## WHAT YOU SHOULD DO
In your reply, write out each entry exactly as given.

═══ SUPPLIED RECORDS ═══

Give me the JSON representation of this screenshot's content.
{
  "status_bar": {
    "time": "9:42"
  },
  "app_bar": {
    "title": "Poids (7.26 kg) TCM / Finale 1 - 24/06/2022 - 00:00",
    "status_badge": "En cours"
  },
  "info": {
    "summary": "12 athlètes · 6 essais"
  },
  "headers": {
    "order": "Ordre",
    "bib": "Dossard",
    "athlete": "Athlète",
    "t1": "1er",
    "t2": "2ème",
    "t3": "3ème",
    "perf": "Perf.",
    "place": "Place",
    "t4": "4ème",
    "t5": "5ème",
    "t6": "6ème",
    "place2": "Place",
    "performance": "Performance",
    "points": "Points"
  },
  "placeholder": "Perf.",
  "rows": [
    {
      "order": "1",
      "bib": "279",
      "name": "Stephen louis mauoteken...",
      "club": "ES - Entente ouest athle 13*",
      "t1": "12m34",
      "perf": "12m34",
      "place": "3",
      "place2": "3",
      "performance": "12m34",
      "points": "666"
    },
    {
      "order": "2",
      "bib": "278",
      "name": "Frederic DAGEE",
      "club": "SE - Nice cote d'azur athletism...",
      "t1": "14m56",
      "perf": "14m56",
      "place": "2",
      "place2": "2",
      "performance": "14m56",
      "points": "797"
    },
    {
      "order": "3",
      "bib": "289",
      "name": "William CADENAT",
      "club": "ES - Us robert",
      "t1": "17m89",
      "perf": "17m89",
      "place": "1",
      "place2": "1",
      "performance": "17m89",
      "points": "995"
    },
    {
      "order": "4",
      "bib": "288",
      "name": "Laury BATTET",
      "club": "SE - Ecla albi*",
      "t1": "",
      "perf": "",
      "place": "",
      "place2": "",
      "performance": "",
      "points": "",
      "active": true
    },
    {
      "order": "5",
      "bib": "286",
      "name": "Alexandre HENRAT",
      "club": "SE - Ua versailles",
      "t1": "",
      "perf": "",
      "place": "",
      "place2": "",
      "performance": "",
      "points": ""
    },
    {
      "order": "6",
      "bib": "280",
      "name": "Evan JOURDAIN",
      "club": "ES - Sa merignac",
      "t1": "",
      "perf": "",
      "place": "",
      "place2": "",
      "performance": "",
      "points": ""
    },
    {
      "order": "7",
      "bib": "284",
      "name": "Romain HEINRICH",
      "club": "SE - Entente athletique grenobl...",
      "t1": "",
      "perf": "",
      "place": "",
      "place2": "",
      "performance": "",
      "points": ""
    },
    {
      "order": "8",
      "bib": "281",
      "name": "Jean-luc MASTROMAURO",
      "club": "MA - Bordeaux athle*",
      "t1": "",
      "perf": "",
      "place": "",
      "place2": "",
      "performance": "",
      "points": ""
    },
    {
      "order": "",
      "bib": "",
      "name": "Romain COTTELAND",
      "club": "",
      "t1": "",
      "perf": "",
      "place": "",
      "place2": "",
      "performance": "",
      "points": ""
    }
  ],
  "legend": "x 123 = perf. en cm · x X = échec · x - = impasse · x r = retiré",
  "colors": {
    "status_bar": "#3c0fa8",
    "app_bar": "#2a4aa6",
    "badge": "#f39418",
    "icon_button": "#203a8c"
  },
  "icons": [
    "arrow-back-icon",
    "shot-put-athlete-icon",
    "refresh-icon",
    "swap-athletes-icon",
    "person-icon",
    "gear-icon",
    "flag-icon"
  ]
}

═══

## COMPLETED TASK
Give me the JSON representation of this screenshot's content.
{
  "status_bar": {
    "time": "9:42"
  },
  "app_bar": {
    "title": "Poids (7.26 kg) TCM / Finale 1 - 24/06/2022 - 00:00",
    "status_badge": "En cours"
  },
  "info": {
    "summary": "12 athlètes · 6 essais"
  },
  "headers": {
    "order": "Ordre",
    "bib": "Dossard",
    "athlete": "Athlète",
    "t1": "1er",
    "t2": "2ème",
    "t3": "3ème",
    "perf": "Perf.",
    "place": "Place",
    "t4": "4ème",
    "t5": "5ème",
    "t6": "6ème",
    "place2": "Place",
    "performance": "Performance",
    "points": "Points"
  },
  "placeholder": "Perf.",
  "rows": [
    {
      "order": "1",
      "bib": "279",
      "name": "Stephen louis mauoteken...",
      "club": "ES - Entente ouest athle 13*",
      "t1": "12m34",
      "perf": "12m34",
      "place": "3",
      "place2": "3",
      "performance": "12m34",
      "points": "666"
    },
    {
      "order": "2",
      "bib": "278",
      "name": "Frederic DAGEE",
      "club": "SE - Nice cote d'azur athletism...",
      "t1": "14m56",
      "perf": "14m56",
      "place": "2",
      "place2": "2",
      "performance": "14m56",
      "points": "797"
    },
    {
      "order": "3",
      "bib": "289",
      "name": "William CADENAT",
      "club": "ES - Us robert",
      "t1": "17m89",
      "perf": "17m89",
      "place": "1",
      "place2": "1",
      "performance": "17m89",
      "points": "995"
    },
    {
      "order": "4",
      "bib": "288",
      "name": "Laury BATTET",
      "club": "SE - Ecla albi*",
      "t1": "",
      "perf": "",
      "place": "",
      "place2": "",
      "performance": "",
      "points": "",
      "active": true
    },
    {
      "order": "5",
      "bib": "286",
      "name": "Alexandre HENRAT",
      "club": "SE - Ua versailles",
      "t1": "",
      "perf": "",
      "place": "",
      "place2": "",
      "performance": "",
      "points": ""
    },
    {
      "order": "6",
      "bib": "280",
      "name": "Evan JOURDAIN",
      "club": "ES - Sa merignac",
      "t1": "",
      "perf": "",
      "place": "",
      "place2": "",
      "performance": "",
      "points": ""
    },
    {
      "order": "7",
      "bib": "284",
      "name": "Romain HEINRICH",
      "club": "SE - Entente athletique grenobl...",
      "t1": "",
      "perf": "",
      "place": "",
      "place2": "",
      "performance": "",
      "points": ""
    },
    {
      "order": "8",
      "bib": "281",
      "name": "Jean-luc MASTROMAURO",
      "club": "MA - Bordeaux athle*",
      "t1": "",
      "perf": "",
      "place": "",
      "place2": "",
      "performance": "",
      "points": ""
    },
    {
      "order": "",
      "bib": "",
      "name": "Romain COTTELAND",
      "club": "",
      "t1": "",
      "perf": "",
      "place": "",
      "place2": "",
      "performance": "",
      "points": ""
    }
  ],
  "legend": "x 123 = perf. en cm · x X = échec · x - = impasse · x r = retiré",
  "colors": {
    "status_bar": "#3c0fa8",
    "app_bar": "#2a4aa6",
    "badge": "#f39418",
    "icon_button": "#203a8c"
  },
  "icons": [
    "arrow-back-icon",
    "shot-put-athlete-icon",
    "refresh-icon",
    "swap-athletes-icon",
    "person-icon",
    "gear-icon",
    "flag-icon"
  ]
}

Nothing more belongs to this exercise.